abstract class Targetable {
  public abstract getType(): string;
  protected abstract getTraits(): readonly Trait<any>[];
  
  public getTrait<T>(handle: string): T | null {
    for (const trait of this.getTraits()) {
      if (trait.handle === handle) return trait.value;
    }
    
    return null;
  }
}

interface Trait<T> {
  readonly handle: string;
  readonly value: T | null;
}

The idea here is to have Targetable entities internally provision a list of Traits that it wants to expose for selection, and a public method of accessing those traits. A basic version of this implemented for a typical RPG enemy might look like:

abstract class Enemy extends Targetable {
  public getType(): string {
    return 'enemy';
  }
  
  // Typical RPG stuff here (health, strength, etc).
  // ...
}

class Zombie extends Enemy {
  protected getTraits(): readonly Trait<any> {
    return [
      { handle: 'health', value: this.health },
      { handle: 'distanceToPartyLeader', value: measureDistanceToPartyLeader() },
      { handle: 'debuffs', value: this.status.debuffs.map((debuff: Debuff) => debuff.name) }
    ];
  }
 }

Now given some list of targetables, we can traverse them and select the first one with a trait we care about whose values matches the range we care about to perform an action. e.g. if we wanted to select the first party member that is poisoned:

function getPoisonedAlly(): Targetable | null {
  for (const targetable of targetables) {
    if (targetable.type === 'ally') {
      const debuffs: Trait<readonly string[]> | null = targetable.getTrait<readonly string[]>('debuffs');
    
      if (debuffs && debuffs.includes('poison')) {
        return targetable;
      }
    }
  }
  
  return null;
}

Now we just need a concept of the action list to traverse and make a selection from to perform.

interface ActionListItem {
  readonly action: string;
  readonly type: string;
  readonly trait: string | null;
  evaluate<T>(value: T): boolean;
}

This is our model that maps the target type we care about, the trait we want to select, the action to perform on a successful selection and a function that evaluates to true when the selection should be made, otherwise false. Next we have the actual list of these actions:

type SelectedAction = {
  readonly action: string;
  readonly targetable: Targetable;
};

class ActionList {
  constructor(protected actions: readonly ActionListItem[]> { }
  
  public makeSelection(targetables: readonly Targetable[]): SelectedAction | null {
    for (const action of this.actions) {
      for (const targetable of targetables) {
        if (targetable.getType() === action.type) {
          if (action.trait === null) {
            // No specific traits to check for, just select the first of
            // the relevant type.
            return { action, targetable };
          }
          
          const trait: any | null = targetable.getTrait(action.trait);
          
          if (trait && action.evaluate(trait)) {
            return { action, targetable };
          }
        }
      }
    }
  }
}

Composed for example like this:

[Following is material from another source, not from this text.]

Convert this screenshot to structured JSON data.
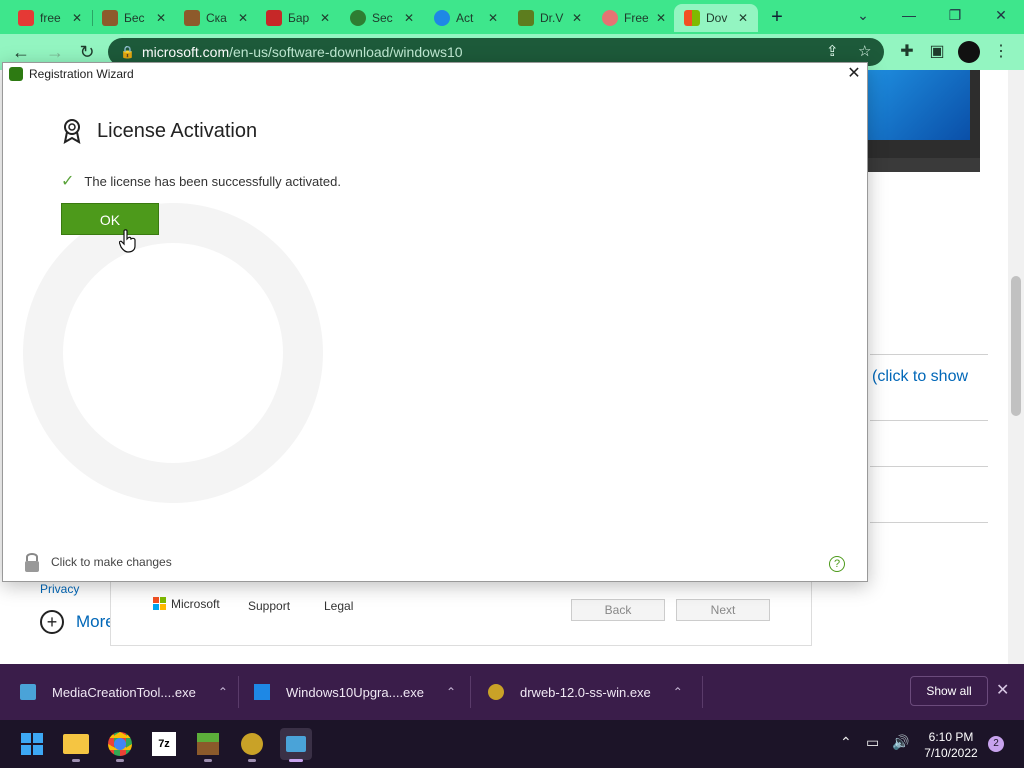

const list: ActionList = new ActionList([
  { action: 'cure', type: 'ally', trait: 'health', evaluate: (value: number) => health < 500 },
  { action: 'attack', type: 'enemy', trait: null, evaluate: () => true }
]);

And then on every combat clock tick, party members who manage an action list will select an action if they have no pending actions in their queue:

class PartyMember {
  protected actionQueue: readonly SelectedAction[];
  protected actionList: ActionList;
  
  constructor() {
    this.actionQueue = [];
    this.actionList = new ActionList([ ... ]);
  }
  
  public update(): void {
    if (this.actionQueue.length === 0) {
      this.actionQueue = this.actionQueue.concat(
        this.actionList.makeSelection(
          this.world.findNearby(this.position)
        )
      );
    } else {
      // Has an action in the queue.
      this.performFirstQueuedAction();
    }
  }
}

This has a lot of room for properly fleshing out, but it's a good skeleton to build on and could be easy rolled up into its own module for use in many games.